RECORDS FOR PROCESSING Start Marker

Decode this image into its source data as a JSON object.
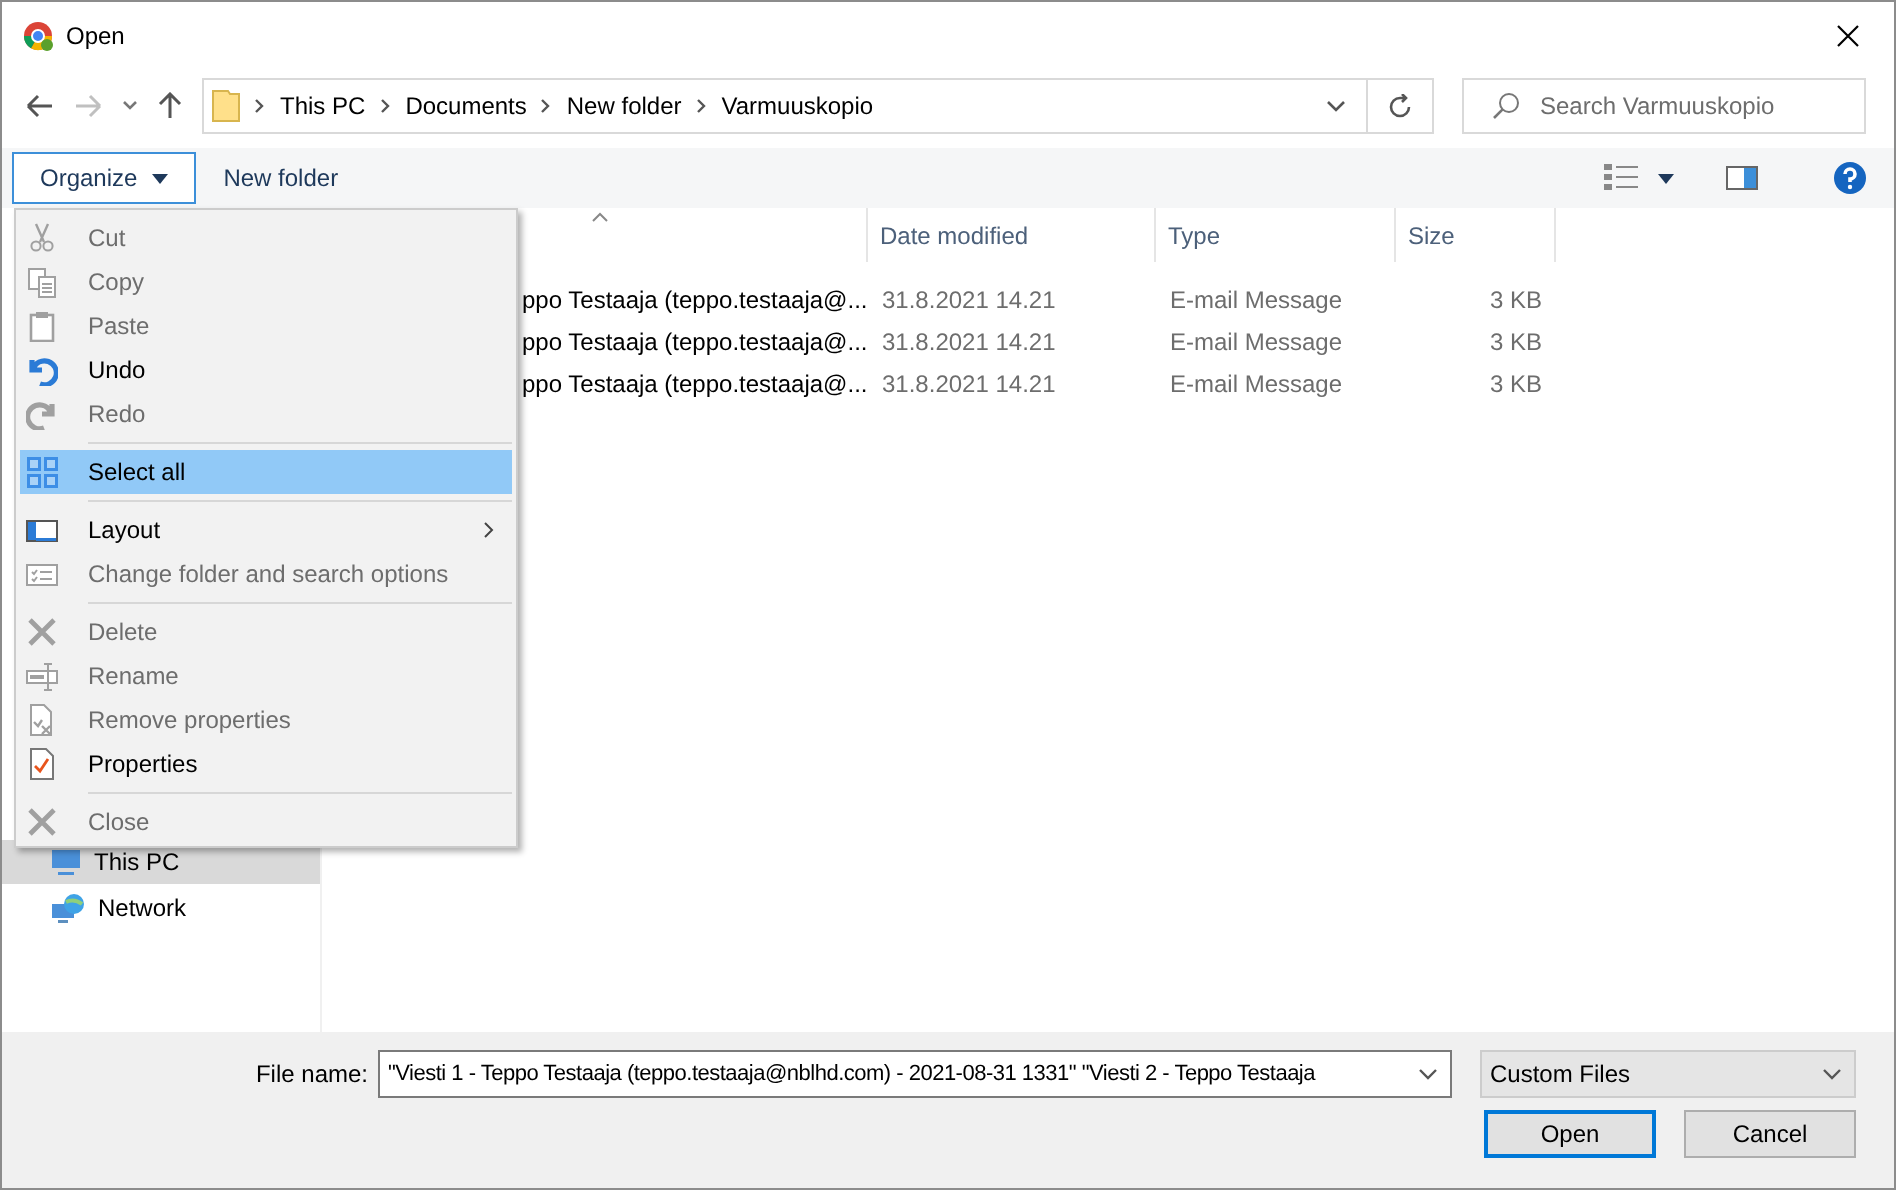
{
  "window": {
    "title": "Open"
  },
  "address": {
    "path": [
      "This PC",
      "Documents",
      "New folder",
      "Varmuuskopio"
    ]
  },
  "search": {
    "placeholder": "Search Varmuuskopio"
  },
  "toolbar": {
    "organize": {
      "label": "Organize",
      "expanded": true
    },
    "new_folder": "New folder"
  },
  "menu": [
    {
      "kind": "item",
      "label": "Cut",
      "disabled": true,
      "selected": false
    },
    {
      "kind": "item",
      "label": "Copy",
      "disabled": true,
      "selected": false
    },
    {
      "kind": "item",
      "label": "Paste",
      "disabled": true,
      "selected": false
    },
    {
      "kind": "item",
      "label": "Undo",
      "disabled": false,
      "selected": false
    },
    {
      "kind": "item",
      "label": "Redo",
      "disabled": true,
      "selected": false
    },
    {
      "kind": "separator"
    },
    {
      "kind": "item",
      "label": "Select all",
      "disabled": false,
      "selected": true
    },
    {
      "kind": "separator"
    },
    {
      "kind": "submenu",
      "label": "Layout",
      "disabled": false,
      "selected": false
    },
    {
      "kind": "item",
      "label": "Change folder and search options",
      "disabled": true,
      "selected": false
    },
    {
      "kind": "separator"
    },
    {
      "kind": "item",
      "label": "Delete",
      "disabled": true,
      "selected": false
    },
    {
      "kind": "item",
      "label": "Rename",
      "disabled": true,
      "selected": false
    },
    {
      "kind": "item",
      "label": "Remove properties",
      "disabled": true,
      "selected": false
    },
    {
      "kind": "item",
      "label": "Properties",
      "disabled": false,
      "selected": false
    },
    {
      "kind": "separator"
    },
    {
      "kind": "item",
      "label": "Close",
      "disabled": true,
      "selected": false
    }
  ],
  "navigation": [
    {
      "label": "This PC",
      "selected": true
    },
    {
      "label": "Network",
      "selected": false
    }
  ],
  "file_list": {
    "columns": [
      "Date modified",
      "Type",
      "Size"
    ],
    "rows": [
      {
        "name": "ppo Testaaja (teppo.testaaja@...",
        "date": "31.8.2021 14.21",
        "type": "E-mail Message",
        "size": "3 KB"
      },
      {
        "name": "ppo Testaaja (teppo.testaaja@...",
        "date": "31.8.2021 14.21",
        "type": "E-mail Message",
        "size": "3 KB"
      },
      {
        "name": "ppo Testaaja (teppo.testaaja@...",
        "date": "31.8.2021 14.21",
        "type": "E-mail Message",
        "size": "3 KB"
      }
    ]
  },
  "footer": {
    "file_name_label": "File name:",
    "file_name": "\"Viesti 1 - Teppo Testaaja (teppo.testaaja@nblhd.com) - 2021-08-31 1331\" \"Viesti 2 - Teppo Testaaja",
    "filter": "Custom Files",
    "buttons": [
      {
        "label": "Open",
        "default": true
      },
      {
        "label": "Cancel",
        "default": false
      }
    ]
  }
}
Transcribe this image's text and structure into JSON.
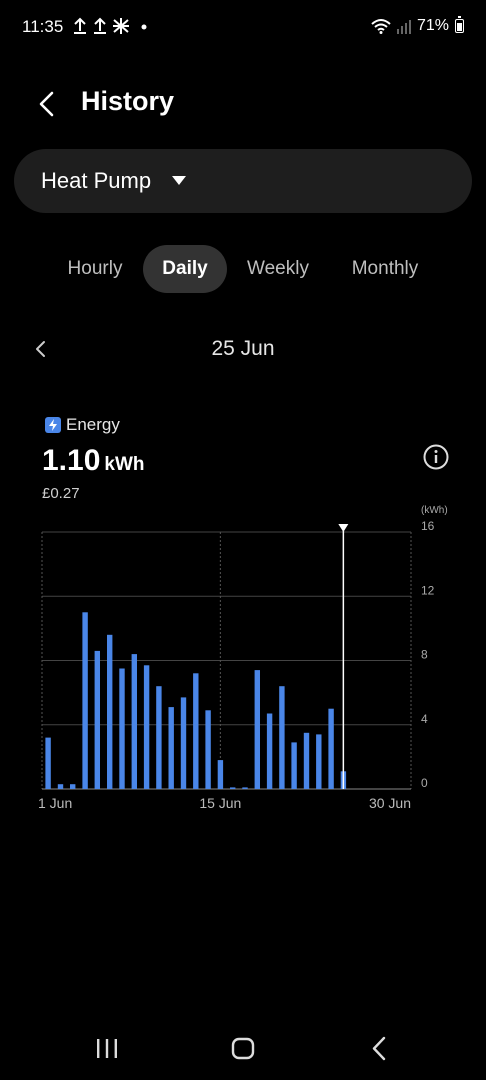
{
  "status_bar": {
    "time": "11:35",
    "left_icons": [
      "upload-icon",
      "upload-icon",
      "network-icon",
      "dot-icon"
    ],
    "battery": "71%"
  },
  "header": {
    "title": "History"
  },
  "device_selector": {
    "value": "Heat Pump"
  },
  "tabs": [
    {
      "label": "Hourly",
      "active": false
    },
    {
      "label": "Daily",
      "active": true
    },
    {
      "label": "Weekly",
      "active": false
    },
    {
      "label": "Monthly",
      "active": false
    }
  ],
  "date_nav": {
    "label": "25 Jun"
  },
  "summary": {
    "label": "Energy",
    "value": "1.10",
    "unit": "kWh",
    "cost": "£0.27"
  },
  "chart_data": {
    "type": "bar",
    "title": "",
    "xlabel": "",
    "ylabel": "(kWh)",
    "ylim": [
      0,
      16
    ],
    "y_ticks": [
      "16",
      "12",
      "8",
      "4",
      "0"
    ],
    "x_tick_labels": [
      "1 Jun",
      "15 Jun",
      "30 Jun"
    ],
    "x": [
      1,
      2,
      3,
      4,
      5,
      6,
      7,
      8,
      9,
      10,
      11,
      12,
      13,
      14,
      15,
      16,
      17,
      18,
      19,
      20,
      21,
      22,
      23,
      24,
      25,
      26,
      27,
      28,
      29,
      30
    ],
    "values": [
      3.2,
      0.3,
      0.3,
      11.0,
      8.6,
      9.6,
      7.5,
      8.4,
      7.7,
      6.4,
      5.1,
      5.7,
      7.2,
      4.9,
      1.8,
      0.1,
      0.1,
      7.4,
      4.7,
      6.4,
      2.9,
      3.5,
      3.4,
      5.0,
      1.1,
      0,
      0,
      0,
      0,
      0
    ],
    "selected_day": 25,
    "bar_color": "#4a86e8"
  },
  "nav_bar": {
    "items": [
      "recents-icon",
      "home-icon",
      "back-icon"
    ]
  }
}
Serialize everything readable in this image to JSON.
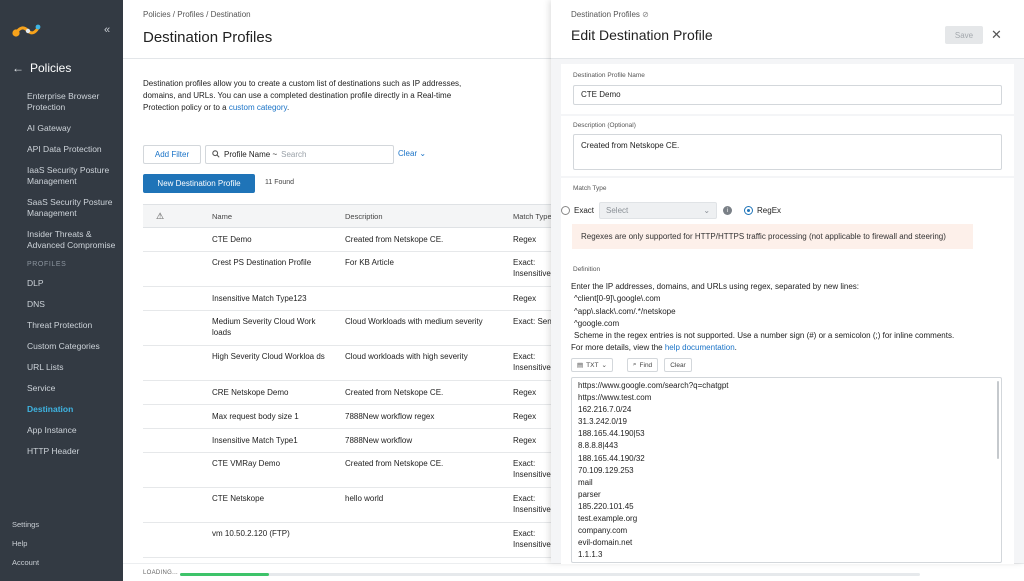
{
  "sidebar": {
    "back_title": "Policies",
    "items": [
      "Enterprise Browser Protection",
      "AI Gateway",
      "API Data Protection",
      "IaaS Security Posture Management",
      "SaaS Security Posture Management",
      "Insider Threats & Advanced Compromise"
    ],
    "section_label": "PROFILES",
    "profiles": [
      "DLP",
      "DNS",
      "Threat Protection",
      "Custom Categories",
      "URL Lists",
      "Service",
      "Destination",
      "App Instance",
      "HTTP Header"
    ],
    "active": "Destination",
    "bottom": [
      "Settings",
      "Help",
      "Account"
    ]
  },
  "main": {
    "breadcrumb": "Policies / Profiles / Destination",
    "title": "Destination Profiles",
    "intro_text": "Destination profiles allow you to create a custom list of destinations such as IP addresses, domains, and URLs. You can use a completed destination profile directly in a Real-time Protection policy or to a ",
    "intro_link": "custom category",
    "intro_end": ".",
    "add_filter": "Add Filter",
    "filter_label": "Profile Name ~",
    "filter_placeholder": "Search",
    "clear": "Clear",
    "new_button": "New Destination Profile",
    "found": "11 Found",
    "columns": {
      "warn": "⚠",
      "name": "Name",
      "description": "Description",
      "match": "Match Type"
    },
    "rows": [
      {
        "name": "CTE Demo",
        "desc": "Created from Netskope CE.",
        "match": "Regex"
      },
      {
        "name": "Crest PS Destination Profile",
        "desc": "For KB Article",
        "match": "Exact: Insensitive"
      },
      {
        "name": "Insensitive Match Type123",
        "desc": "",
        "match": "Regex"
      },
      {
        "name": "Medium Severity Cloud Work loads",
        "desc": "Cloud Workloads with medium severity",
        "match": "Exact: Sensitive"
      },
      {
        "name": "High Severity Cloud Workloa ds",
        "desc": "Cloud workloads with high severity",
        "match": "Exact: Insensitive"
      },
      {
        "name": "CRE Netskope Demo",
        "desc": "Created from Netskope CE.",
        "match": "Regex"
      },
      {
        "name": "Max request body size 1",
        "desc": "7888New workflow regex",
        "match": "Regex"
      },
      {
        "name": "Insensitive Match Type1",
        "desc": "7888New workflow",
        "match": "Regex"
      },
      {
        "name": "CTE VMRay Demo",
        "desc": "Created from Netskope CE.",
        "match": "Exact: Insensitive"
      },
      {
        "name": "CTE Netskope",
        "desc": "hello world",
        "match": "Exact: Insensitive"
      },
      {
        "name": "vm 10.50.2.120 (FTP)",
        "desc": "",
        "match": "Exact: Insensitive"
      }
    ]
  },
  "loading": {
    "label": "LOADING...",
    "progress": 0.12
  },
  "panel": {
    "breadcrumb": "Destination Profiles",
    "title": "Edit Destination Profile",
    "save": "Save",
    "name_label": "Destination Profile Name",
    "name_value": "CTE Demo",
    "desc_label": "Description (Optional)",
    "desc_value": "Created from Netskope CE.",
    "match_label": "Match Type",
    "exact_label": "Exact",
    "select_placeholder": "Select",
    "regex_label": "RegEx",
    "selected_match": "RegEx",
    "alert": "Regexes are only supported for HTTP/HTTPS traffic processing (not applicable to firewall and steering)",
    "def_label": "Definition",
    "def_intro": "Enter the IP addresses, domains, and URLs using regex, separated by new lines:",
    "def_examples": [
      "^client[0-9]\\.google\\.com",
      "^app\\.slack\\.com/.*/netskope",
      "^google.com"
    ],
    "def_scheme": "Scheme in the regex entries is not supported. Use a number sign (#) or a semicolon (;) for inline comments.",
    "def_more": "For more details, view the ",
    "def_link": "help documentation",
    "def_end": ".",
    "tool_txt": "TXT",
    "tool_find": "Find",
    "tool_clear": "Clear",
    "entries": [
      "https://www.google.com/search?q=chatgpt",
      "https://www.test.com",
      "162.216.7.0/24",
      "31.3.242.0/19",
      "188.165.44.190|53",
      "8.8.8.8|443",
      "188.165.44.190/32",
      "70.109.129.253",
      "mail",
      "parser",
      "185.220.101.45",
      "test.example.org",
      "company.com",
      "evil-domain.net",
      "1.1.1.3"
    ]
  }
}
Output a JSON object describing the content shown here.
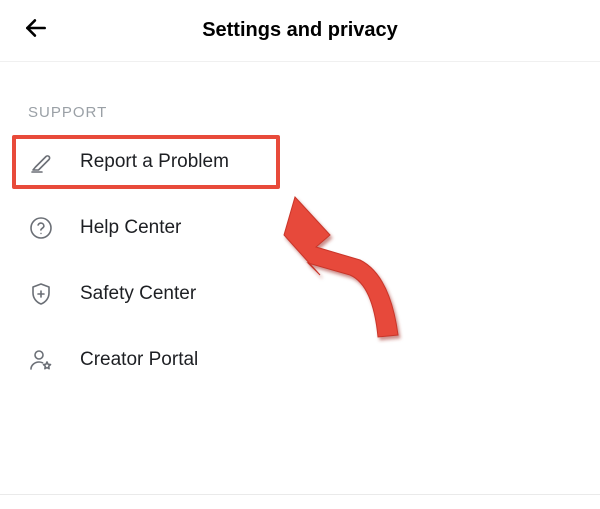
{
  "header": {
    "title": "Settings and privacy"
  },
  "section": {
    "label": "SUPPORT",
    "items": [
      {
        "icon": "pencil-edit-icon",
        "label": "Report a Problem",
        "highlighted": true
      },
      {
        "icon": "help-circle-icon",
        "label": "Help Center",
        "highlighted": false
      },
      {
        "icon": "shield-plus-icon",
        "label": "Safety Center",
        "highlighted": false
      },
      {
        "icon": "person-star-icon",
        "label": "Creator Portal",
        "highlighted": false
      }
    ]
  },
  "annotation": {
    "type": "arrow",
    "color": "#e84a3a",
    "target": "report-a-problem-item"
  }
}
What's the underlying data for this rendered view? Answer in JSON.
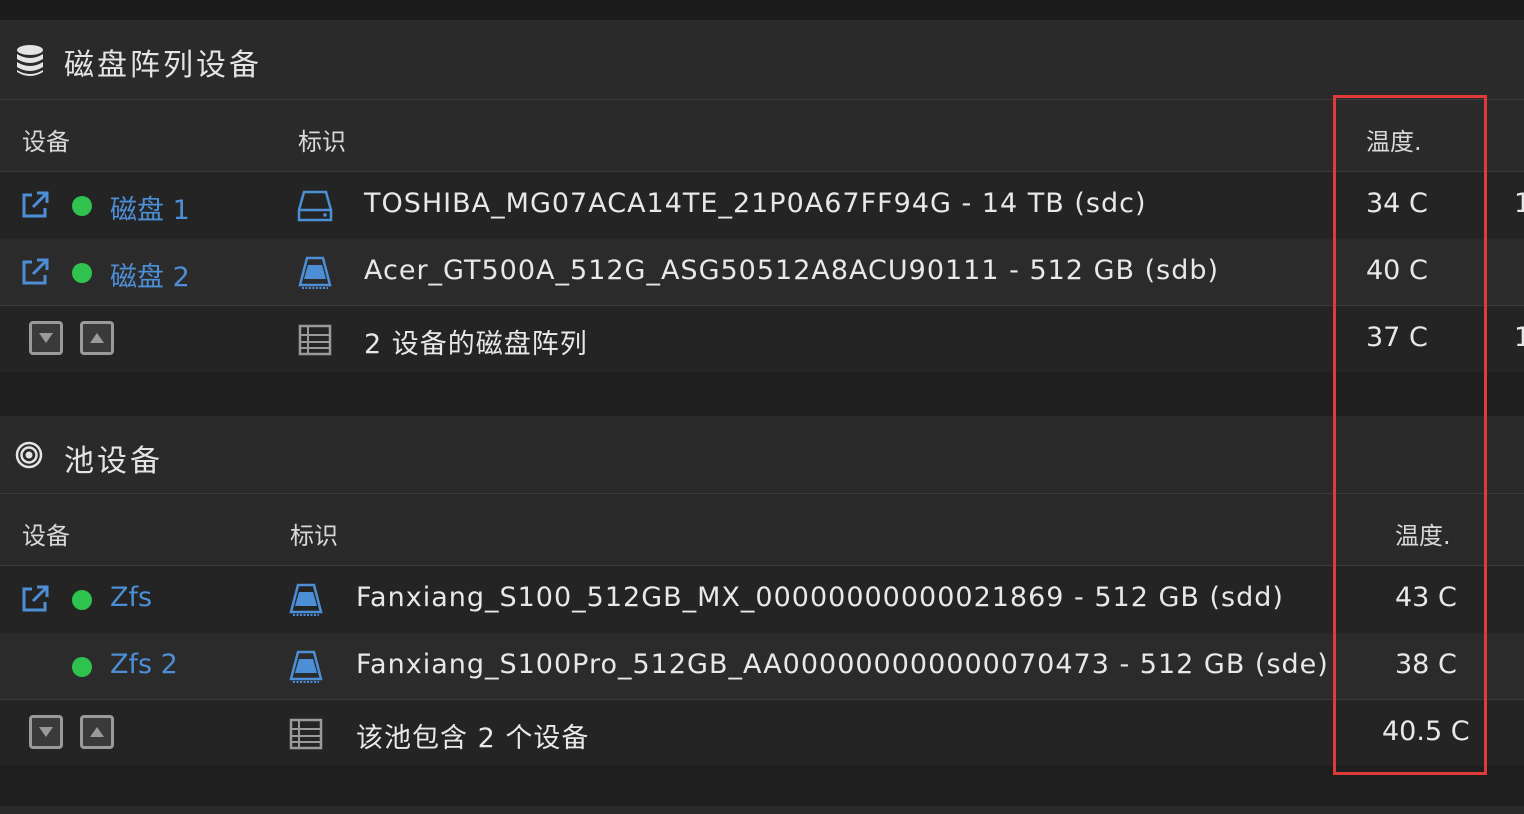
{
  "array_section": {
    "title": "磁盘阵列设备",
    "icon": "database-icon",
    "header": {
      "device": "设备",
      "identification": "标识",
      "temp": "温度."
    },
    "rows": [
      {
        "name": "磁盘 1",
        "ident": "TOSHIBA_MG07ACA14TE_21P0A67FF94G - 14 TB (sdc)",
        "temp": "34 C",
        "extra": "1"
      },
      {
        "name": "磁盘 2",
        "ident": "Acer_GT500A_512G_ASG50512A8ACU90111 - 512 GB (sdb)",
        "temp": "40 C",
        "extra": ""
      }
    ],
    "summary": {
      "ident": "2 设备的磁盘阵列",
      "temp": "37 C",
      "extra": "1"
    }
  },
  "pool_section": {
    "title": "池设备",
    "icon": "target-icon",
    "header": {
      "device": "设备",
      "identification": "标识",
      "temp": "温度."
    },
    "rows": [
      {
        "name": "Zfs",
        "ident": "Fanxiang_S100_512GB_MX_00000000000021869 - 512 GB (sdd)",
        "temp": "43 C"
      },
      {
        "name": "Zfs 2",
        "ident": "Fanxiang_S100Pro_512GB_AA000000000000070473 - 512 GB (sde)",
        "temp": "38 C"
      }
    ],
    "summary": {
      "ident": "该池包含 2 个设备",
      "temp": "40.5 C"
    }
  },
  "colors": {
    "accent": "#4d8fd6",
    "status_ok": "#2fc24e",
    "highlight": "#e03b3b"
  }
}
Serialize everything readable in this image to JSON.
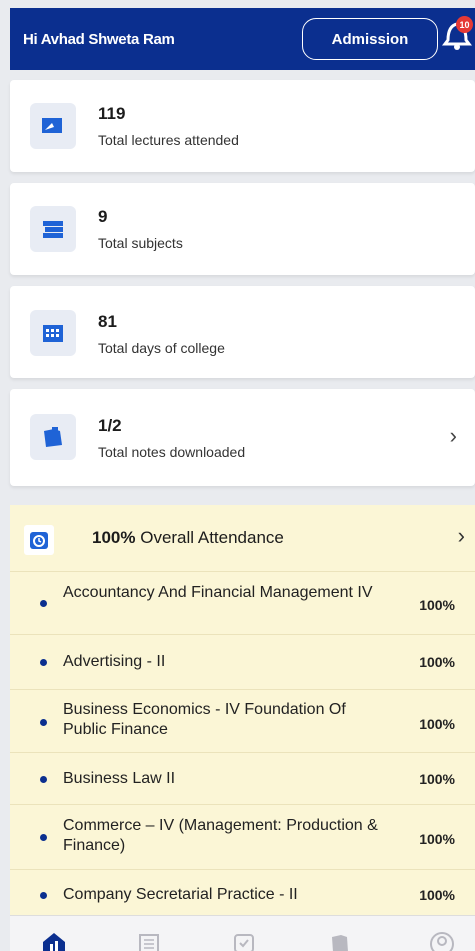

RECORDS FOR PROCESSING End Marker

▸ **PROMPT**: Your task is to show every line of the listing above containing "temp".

▸ **FINAL ANSWER**:
      "temp": "温度."
        "temp": "34 C",
        "temp": "40 C",
      "temp": "37 C",
      "temp": "温度."
        "temp": "43 C"
        "temp": "38 C"
      "temp": "40.5 C"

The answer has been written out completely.